What coding strategy did you use?
What kinds of codes did you assign to relevant excerpts of the data?
What are the examples of codes you generated?
What categorization technique did you use?
How did you develop categories/themes out of the codes?
Your audience’s aim is not only consuming what you found but also learning more about how you came up with the results.
Presenting main findings
When it comes to the presentation of findings, there are two main structures you could choose from. You could present them based on the themes generated or based on the cases (participants or groups of participants) you have. The decision to either structure depends on the kind of research question(s) or the research purpose you have. For a detailed explanation of the types of presentation formats and how to select an appropriate structure, see Chapter 13 of the book, “A Step-by-Step Guide to Qualitative Data Coding”.
Considering your roles and goals
As you plan on how to communicate the above components, make sure you accomplish your goals and carry out your role as a communicator of qualitative data analysis outcomes (See Figure 1). Your roles are; to thoughtfully arrange the data analysis outcomes and to adequately address your research questions.

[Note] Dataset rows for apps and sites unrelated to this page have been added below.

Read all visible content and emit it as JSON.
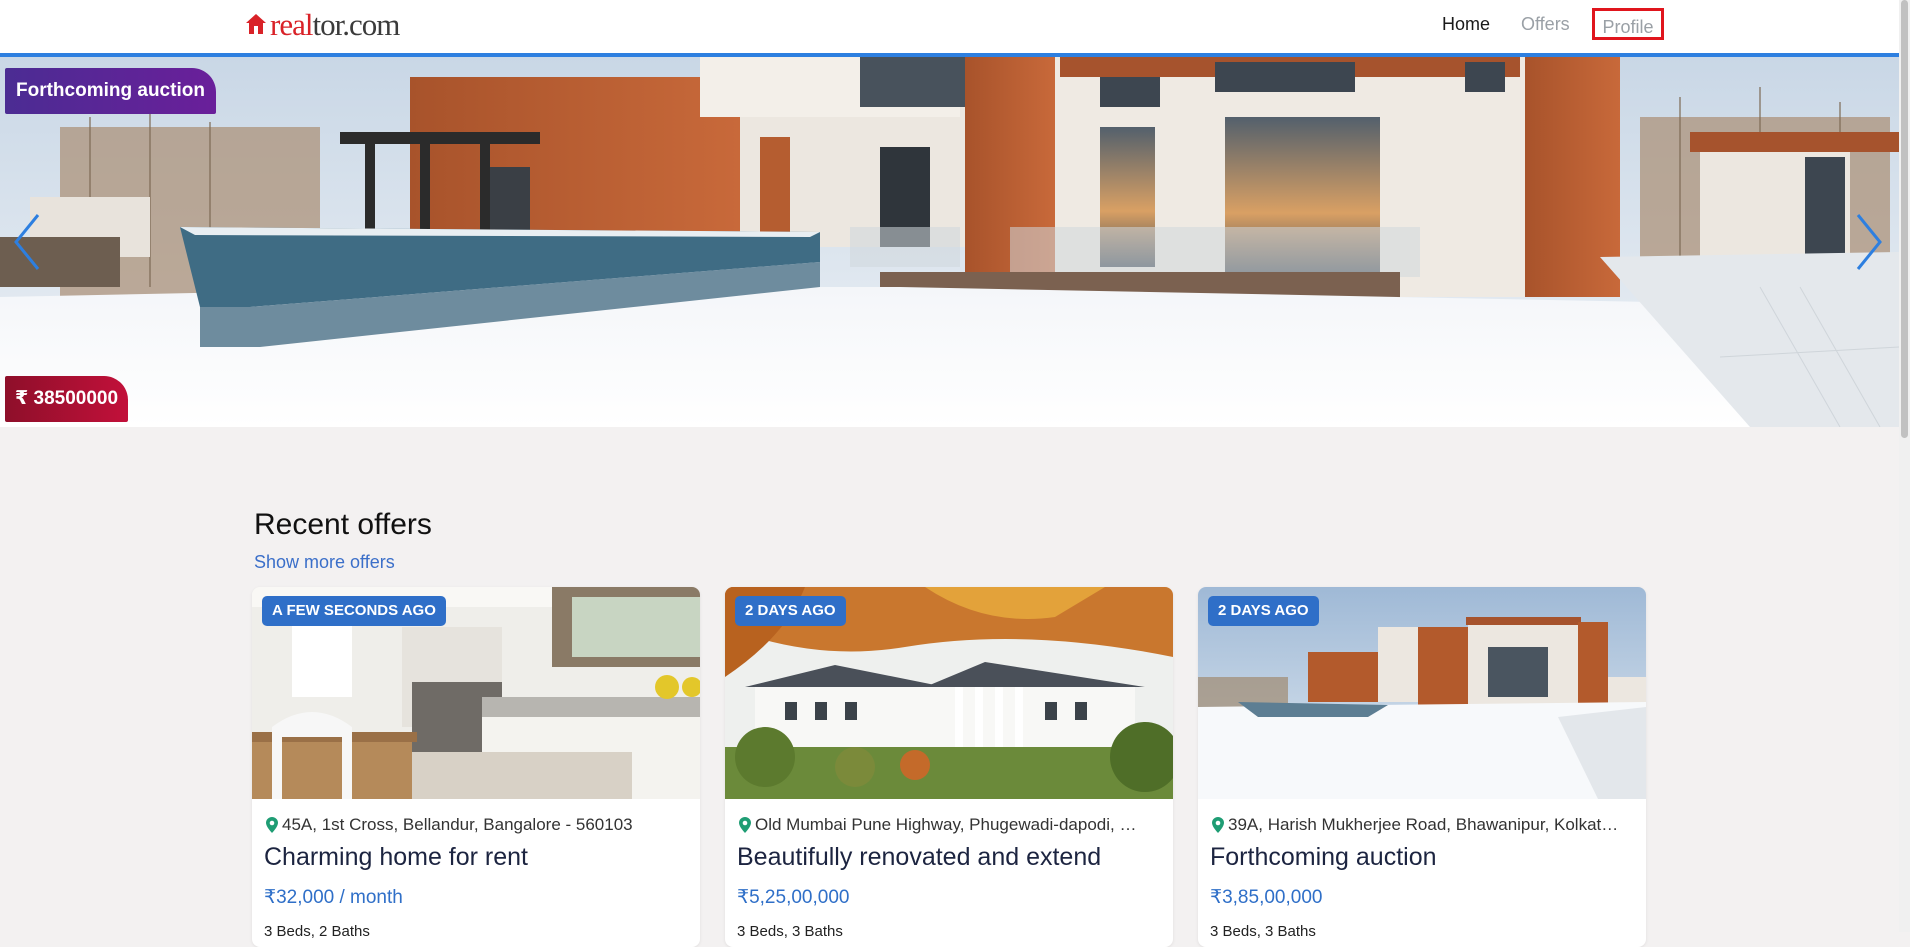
{
  "nav": {
    "logo_real": "real",
    "logo_rest": "tor.com",
    "home": "Home",
    "offers": "Offers",
    "profile": "Profile"
  },
  "hero": {
    "badge": "Forthcoming auction",
    "price": "₹ 38500000"
  },
  "recent": {
    "title": "Recent offers",
    "show_more": "Show more offers"
  },
  "cards": [
    {
      "time": "A few seconds ago",
      "address": "45A, 1st Cross, Bellandur, Bangalore - 560103",
      "title": "Charming home for rent",
      "price": "₹32,000 / month",
      "meta": "3 Beds, 2 Baths"
    },
    {
      "time": "2 days ago",
      "address": "Old Mumbai Pune Highway, Phugewadi-dapodi, …",
      "title": "Beautifully renovated and extend",
      "price": "₹5,25,00,000",
      "meta": "3 Beds, 3 Baths"
    },
    {
      "time": "2 days ago",
      "address": "39A, Harish Mukherjee Road, Bhawanipur, Kolkat…",
      "title": "Forthcoming auction",
      "price": "₹3,85,00,000",
      "meta": "3 Beds, 3 Baths"
    }
  ],
  "colors": {
    "accent": "#2d7fe0",
    "brand_red": "#d92228",
    "badge_blue": "#2f6fc8",
    "auction_purple": "#4b2c93",
    "price_crimson": "#c2103a"
  },
  "icons": [
    "house-logo-icon",
    "chevron-left-icon",
    "chevron-right-icon",
    "map-pin-icon"
  ]
}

Liken the presentation of your findings to sharing a puzzle which has been solved. Your goal is to prevent a situation where the burden is put on the audience to piece together the puzzle of findings. In other words, you are expected to present the findings in a meaningful way that would enhance the audience’s understanding of the data analysis outcomes (Adu, 2016 & 2019). By so doing, they are more likely to trust what you found.

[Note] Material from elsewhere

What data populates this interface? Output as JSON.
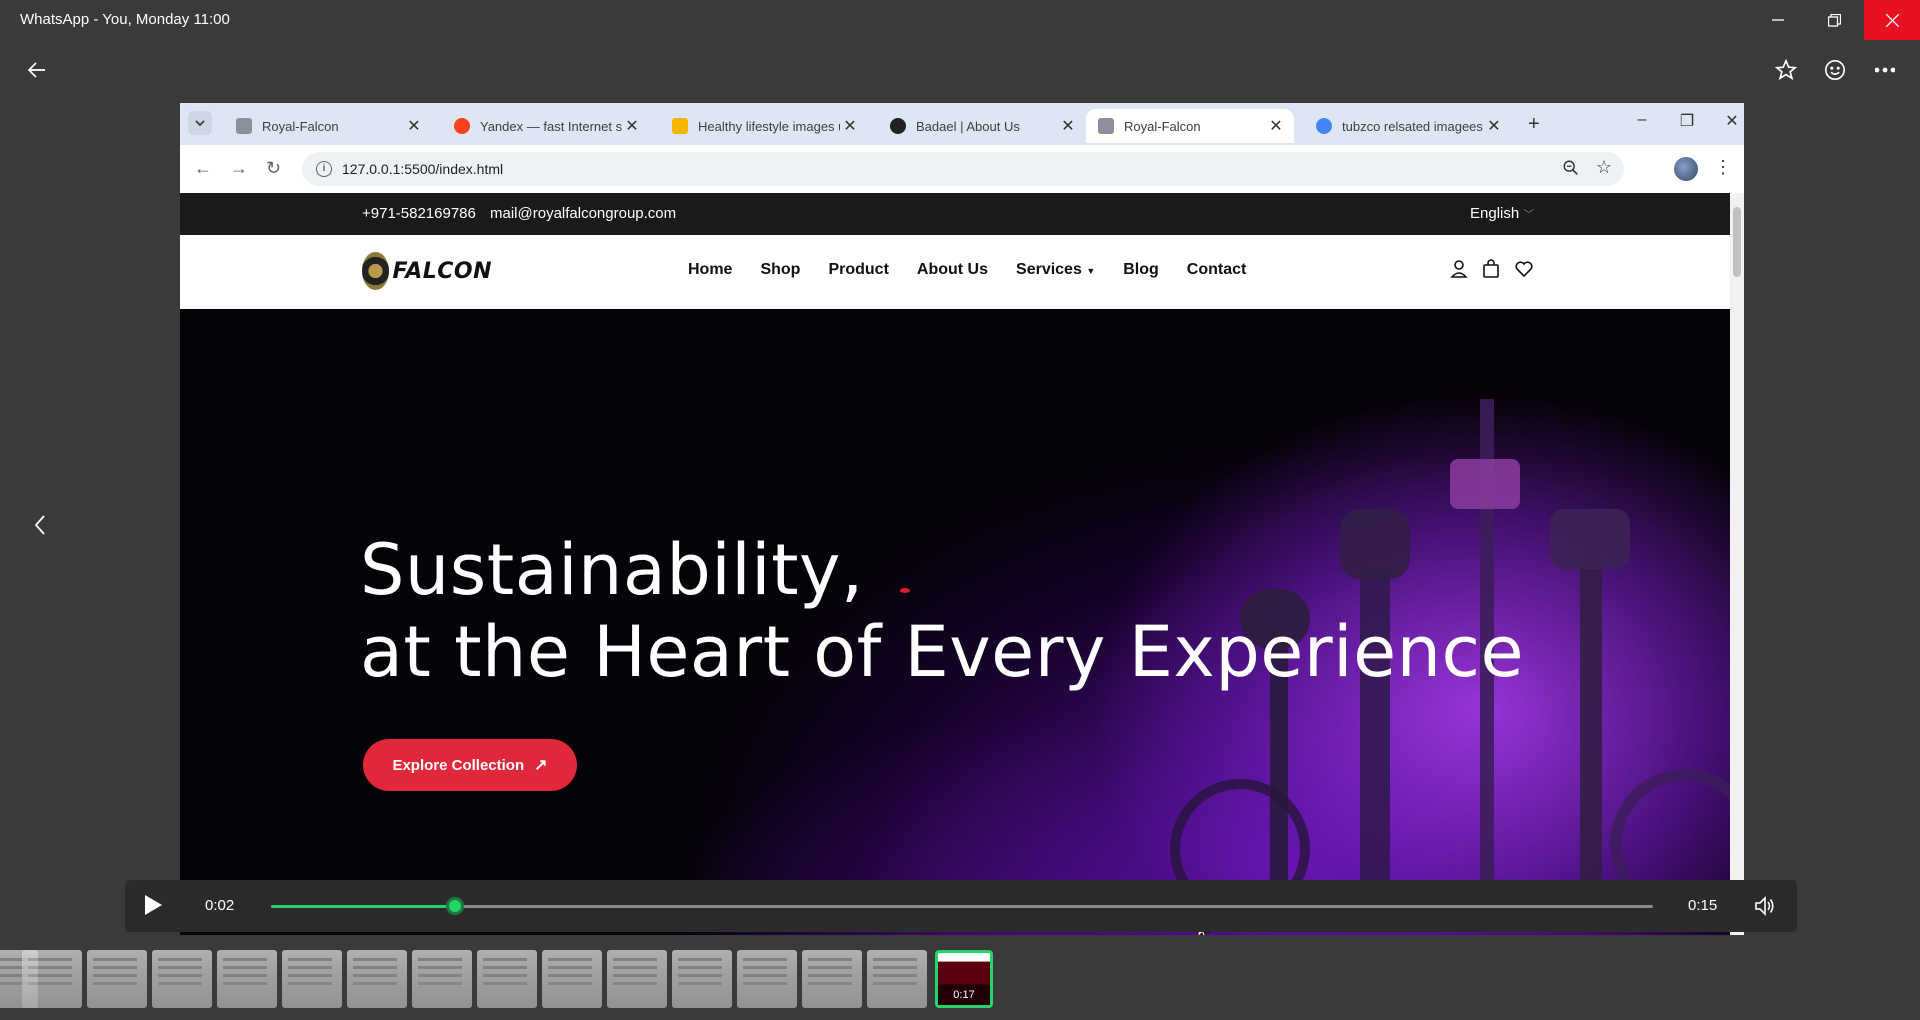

Let’s summarize the action items:
Out of a pool of qualitative analysis outcomes, select the ones that would allow you to address your research questions and meaningfully communicate your findings.
Decide on how you want to structure the presentation of the findings.
Irrespective of the presentation format you choose, make sure you include background information, the data analysis process and main findings in your presentation.
Make sure you are ‘narrating’ participants’ stories or what you found – making the numeric outputs include the tables and charts generated play a supporting role when presenting the main findings.
Adu, P. (2016). Presenting Qualitative Findings Using NVivo Output to Tell the Story. [PowerPoint slides]. SlideShare. Retrieved from https://www.slideshare.net/kontorphilip/presenting-qualitative-findings-using-nvivo-output-to-tell-the-story
QSR International Pty Ltd. (2018). NVivo 12. Version 12.1.249 [Computer software]. Retrieved from http://www.qsrinternational.com/nvivo/nvivo-products
Adu, P. (2019). A Step-by-Step Guide to Qualitative Data Coding. Oxford: Routledge
Greckhamer, T., & Cilesiz, S. (2014). Rigor, Transparency, Evidence, and Representation in Discourse Analysis: Challenges and Recommendations. International Journal of Qualitative Methods, 13(1), 422-443. doi:10.1177/160940691401300123